Top of RECORDS FOR THE EXERCISE

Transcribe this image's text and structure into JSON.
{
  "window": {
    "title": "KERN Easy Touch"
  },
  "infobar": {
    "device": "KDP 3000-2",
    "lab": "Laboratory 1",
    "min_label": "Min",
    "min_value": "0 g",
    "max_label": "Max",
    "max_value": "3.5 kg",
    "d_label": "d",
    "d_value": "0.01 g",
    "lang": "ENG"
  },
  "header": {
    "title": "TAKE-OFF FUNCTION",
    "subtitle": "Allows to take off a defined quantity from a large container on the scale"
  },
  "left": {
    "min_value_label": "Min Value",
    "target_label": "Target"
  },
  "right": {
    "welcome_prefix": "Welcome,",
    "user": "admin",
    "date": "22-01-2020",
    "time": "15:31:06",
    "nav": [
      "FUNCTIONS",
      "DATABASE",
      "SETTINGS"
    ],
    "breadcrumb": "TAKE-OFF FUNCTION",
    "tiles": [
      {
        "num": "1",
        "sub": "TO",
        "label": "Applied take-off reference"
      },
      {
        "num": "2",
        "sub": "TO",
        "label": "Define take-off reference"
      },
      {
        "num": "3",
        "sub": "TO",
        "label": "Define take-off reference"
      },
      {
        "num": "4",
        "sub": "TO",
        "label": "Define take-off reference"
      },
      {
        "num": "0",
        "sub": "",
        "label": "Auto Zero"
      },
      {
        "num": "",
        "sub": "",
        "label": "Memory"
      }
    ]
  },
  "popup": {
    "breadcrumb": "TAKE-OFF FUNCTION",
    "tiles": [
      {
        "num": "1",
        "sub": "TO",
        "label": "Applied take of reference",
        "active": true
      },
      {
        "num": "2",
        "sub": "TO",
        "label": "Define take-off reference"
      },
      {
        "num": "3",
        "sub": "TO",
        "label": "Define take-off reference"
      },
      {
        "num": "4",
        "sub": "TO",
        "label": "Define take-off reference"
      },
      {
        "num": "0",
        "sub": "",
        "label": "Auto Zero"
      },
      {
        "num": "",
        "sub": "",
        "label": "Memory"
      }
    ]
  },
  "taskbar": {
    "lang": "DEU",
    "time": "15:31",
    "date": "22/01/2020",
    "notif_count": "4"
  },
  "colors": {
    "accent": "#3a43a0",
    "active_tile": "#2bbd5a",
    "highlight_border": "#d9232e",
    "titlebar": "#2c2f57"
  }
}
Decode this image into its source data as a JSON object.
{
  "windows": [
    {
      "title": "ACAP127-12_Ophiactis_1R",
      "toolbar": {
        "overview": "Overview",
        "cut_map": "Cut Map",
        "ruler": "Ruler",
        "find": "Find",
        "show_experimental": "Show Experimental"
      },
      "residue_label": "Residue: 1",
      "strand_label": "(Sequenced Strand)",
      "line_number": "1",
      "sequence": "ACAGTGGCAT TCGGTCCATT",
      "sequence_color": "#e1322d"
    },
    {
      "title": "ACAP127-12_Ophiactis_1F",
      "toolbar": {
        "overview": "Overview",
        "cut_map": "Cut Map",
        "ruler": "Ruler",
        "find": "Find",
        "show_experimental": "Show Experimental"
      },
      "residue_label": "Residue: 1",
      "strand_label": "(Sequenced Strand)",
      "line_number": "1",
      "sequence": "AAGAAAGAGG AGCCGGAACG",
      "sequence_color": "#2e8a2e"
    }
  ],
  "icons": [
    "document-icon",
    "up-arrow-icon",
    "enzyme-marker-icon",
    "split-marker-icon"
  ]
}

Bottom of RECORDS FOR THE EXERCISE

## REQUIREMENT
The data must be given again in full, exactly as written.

## COMPLETED EXERCISE
Transcribe this image's text and structure into JSON.
{
  "window": {
    "title": "KERN Easy Touch"
  },
  "infobar": {
    "device": "KDP 3000-2",
    "lab": "Laboratory 1",
    "min_label": "Min",
    "min_value": "0 g",
    "max_label": "Max",
    "max_value": "3.5 kg",
    "d_label": "d",
    "d_value": "0.01 g",
    "lang": "ENG"
  },
  "header": {
    "title": "TAKE-OFF FUNCTION",
    "subtitle": "Allows to take off a defined quantity from a large container on the scale"
  },
  "left": {
    "min_value_label": "Min Value",
    "target_label": "Target"
  },
  "right": {
    "welcome_prefix": "Welcome,",
    "user": "admin",
    "date": "22-01-2020",
    "time": "15:31:06",
    "nav": [
      "FUNCTIONS",
      "DATABASE",
      "SETTINGS"
    ],
    "breadcrumb": "TAKE-OFF FUNCTION",
    "tiles": [
      {
        "num": "1",
        "sub": "TO",
        "label": "Applied take-off reference"
      },
      {
        "num": "2",
        "sub": "TO",
        "label": "Define take-off reference"
      },
      {
        "num": "3",
        "sub": "TO",
        "label": "Define take-off reference"
      },
      {
        "num": "4",
        "sub": "TO",
        "label": "Define take-off reference"
      },
      {
        "num": "0",
        "sub": "",
        "label": "Auto Zero"
      },
      {
        "num": "",
        "sub": "",
        "label": "Memory"
      }
    ]
  },
  "popup": {
    "breadcrumb": "TAKE-OFF FUNCTION",
    "tiles": [
      {
        "num": "1",
        "sub": "TO",
        "label": "Applied take of reference",
        "active": true
      },
      {
        "num": "2",
        "sub": "TO",
        "label": "Define take-off reference"
      },
      {
        "num": "3",
        "sub": "TO",
        "label": "Define take-off reference"
      },
      {
        "num": "4",
        "sub": "TO",
        "label": "Define take-off reference"
      },
      {
        "num": "0",
        "sub": "",
        "label": "Auto Zero"
      },
      {
        "num": "",
        "sub": "",
        "label": "Memory"
      }
    ]
  },
  "taskbar": {
    "lang": "DEU",
    "time": "15:31",
    "date": "22/01/2020",
    "notif_count": "4"
  },
  "colors": {
    "accent": "#3a43a0",
    "active_tile": "#2bbd5a",
    "highlight_border": "#d9232e",
    "titlebar": "#2c2f57"
  }
}
Decode this image into its source data as a JSON object.
{
  "windows": [
    {
      "title": "ACAP127-12_Ophiactis_1R",
      "toolbar": {
        "overview": "Overview",
        "cut_map": "Cut Map",
        "ruler": "Ruler",
        "find": "Find",
        "show_experimental": "Show Experimental"
      },
      "residue_label": "Residue: 1",
      "strand_label": "(Sequenced Strand)",
      "line_number": "1",
      "sequence": "ACAGTGGCAT TCGGTCCATT",
      "sequence_color": "#e1322d"
    },
    {
      "title": "ACAP127-12_Ophiactis_1F",
      "toolbar": {
        "overview": "Overview",
        "cut_map": "Cut Map",
        "ruler": "Ruler",
        "find": "Find",
        "show_experimental": "Show Experimental"
      },
      "residue_label": "Residue: 1",
      "strand_label": "(Sequenced Strand)",
      "line_number": "1",
      "sequence": "AAGAAAGAGG AGCCGGAACG",
      "sequence_color": "#2e8a2e"
    }
  ],
  "icons": [
    "document-icon",
    "up-arrow-icon",
    "enzyme-marker-icon",
    "split-marker-icon"
  ]
}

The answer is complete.